Exercise is one of the best ways to alleviate stress and promote positive moods. When you exercise, your body releases endorphins, otherwise known as the “feel-good hormones,” in the brain. These hormones eliminate feelings of anxiety and depression and elicit feelings of happiness.
Some researchers even believe the release of these hormones can promote habitual exercise, as those who struggle with stress may need a consistent outlet to channel their negative energies into something good.
13. Drink a caffeinated beverage
Studies Verified Source Wiley Multinational publishing company specializing in academic and instructional materials. View source consistently show that caffeine is a powerful mood booster. A cup of coffee or tea can improve cognitive functioning, making you more alert, vigilant, and focused. Too much caffeine, however, can make you jittery and anxious, so be mindful of your caffeine consumption. And remember, caffeine takes about 20 minutes to take effect, so give it some time to kick in before resorting to a second coffee or soda.
14. Force yourself to smile
As corny as this may sound, forcing yourself to smile can actually make you happier. The act of smiling activates happiness centers in the brain. So while it may feel unnatural and awkward to force a smile, holding that smile will gradually make you feel better. If not, at least you can laugh at yourself for a moment.
15. Try journaling or painting
Sometimes, bad moods can stem from pent-up feelings of stress, anger, unhappiness (you name it); and the only way to truly get over those negative feelings is to just experience them and let them pass. One way to effectively address these long-standing negative feelings is to write them down. Holding things in is unhealthy, but we all know ranting isn’t the best either.
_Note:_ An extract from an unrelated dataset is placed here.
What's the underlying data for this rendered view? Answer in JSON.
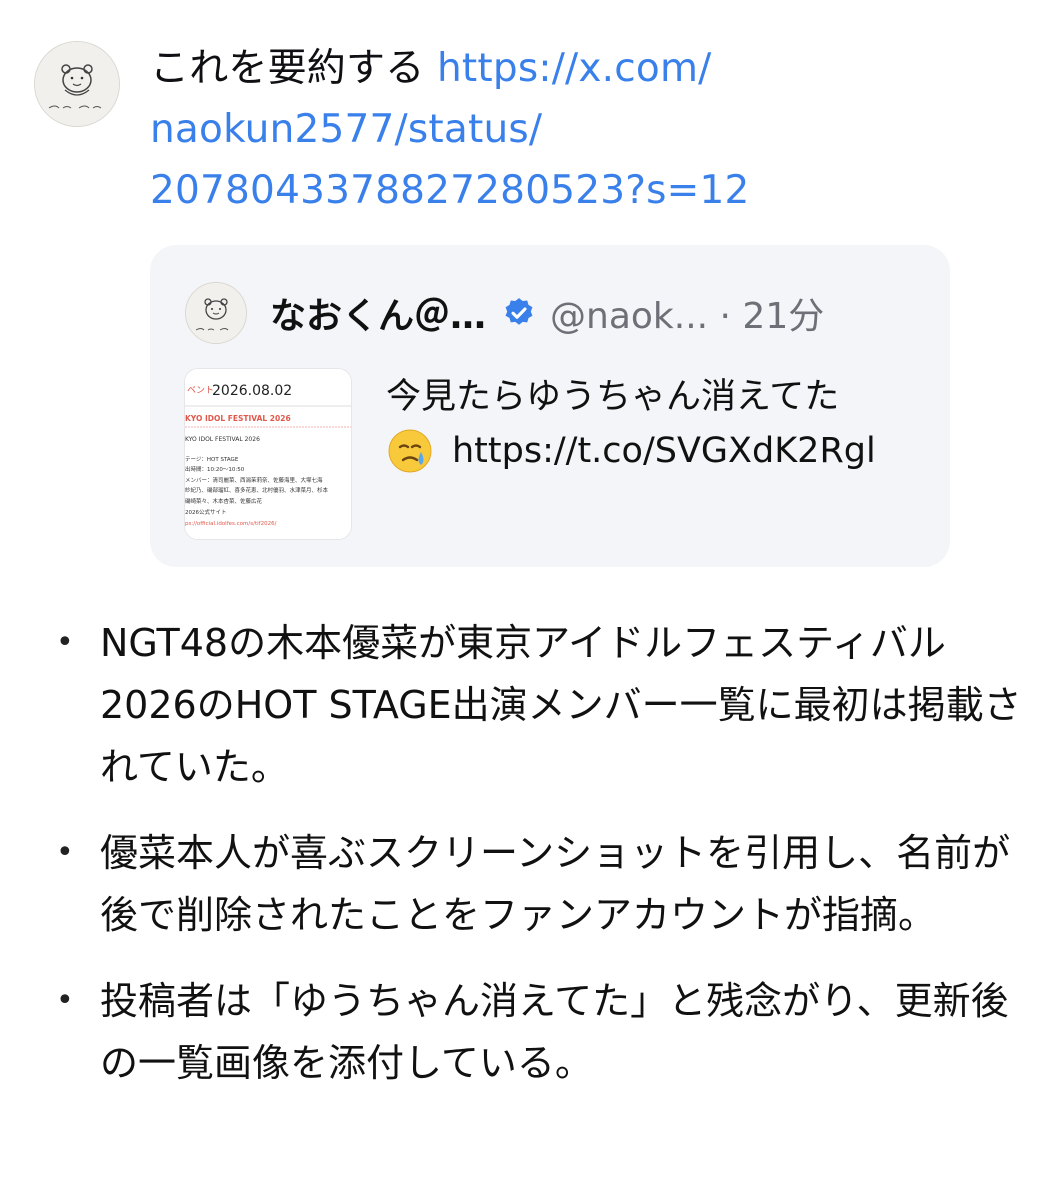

Journaling is a nice middle-ground that allows you to get those feelings out in the world without bogging down others with negativity.
Painting can be just as effective as journaling. Putting your emotions on paper is a healthy way to “feel the feels” and put those negative thoughts behind.
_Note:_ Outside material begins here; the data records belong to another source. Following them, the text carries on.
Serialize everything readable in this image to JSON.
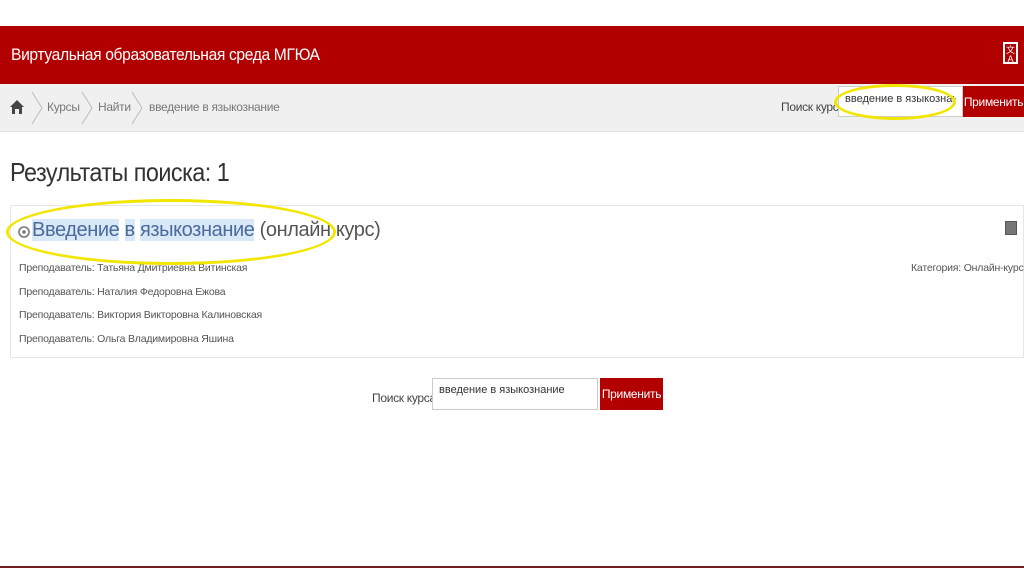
{
  "header": {
    "site_title": "Виртуальная образовательная среда МГЮА",
    "lang_icon": "language-icon"
  },
  "breadcrumb": {
    "home_icon": "home-icon",
    "items": [
      "Курсы",
      "Найти",
      "введение в языкознание"
    ]
  },
  "nav_search": {
    "label": "Поиск курса:",
    "value": "введение в языкознание",
    "button": "Применить"
  },
  "results": {
    "title": "Результаты поиска: 1"
  },
  "course": {
    "title_words": [
      "Введение",
      "в",
      "языкознание"
    ],
    "title_suffix": "(онлайн курс)",
    "teachers": [
      "Преподаватель: Татьяна Дмитриевна Витинская",
      "Преподаватель: Наталия Федоровна Ежова",
      "Преподаватель: Виктория Викторовна Калиновская",
      "Преподаватель: Ольга Владимировна Яшина"
    ],
    "category": "Категория: Онлайн-курсы"
  },
  "bottom_search": {
    "label": "Поиск курса:",
    "value": "введение в языкознание",
    "button": "Применить"
  },
  "colors": {
    "brand": "#b20000",
    "highlight": "#f2e600"
  }
}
Waking up on the wrong side of the bed doesn’t have to ruin your entire day. Even the worst of moods can be roped in and turned around, it just takes mindfulness and control. If you’re feeling particularly cranky, upset, or irritated, start your day the most productive way you can. Accomplishing what you need to do helps eliminate negative feelings, while being distracted and falling behind on your to-do list can stress you out even more.
Breaking the cycle of negativity is the only way to kick a sour mood and set yourself up for better days. We hope our tips are helpful in promoting positivity, happiness, and lowering the frequency of unpleasant thoughts and feelings. If you find your moods hard to control or you consistently feel blue, we suggest talking with your doctor, as it may be a sign of something more serious such as depression or anxiety.
Lastly, remember bad moods are only temporary, and better days are just around the corner.
About the author
April Mayer has a degree in exercise physiology and is a firm believer in the power of a good night’s sleep. She spends her days reading, researching, and writing about sleep, and her nights, well, sleeping. April’s passion lies in helping others lead more productive lives by helping them get sound, restful sleep every night. April primarily writes about foods and vitamins for better sleep and has written several “better sleep guides” covering a wide variety of topics in her time with Early Bird. She's been a member of the team since March 2020. Additionally, as a sleep expert, April has been featured in various publications including Forbes, Greatist, Real Homes, Thrillist, Tom's Guide, and Eat This, Not That.View all posts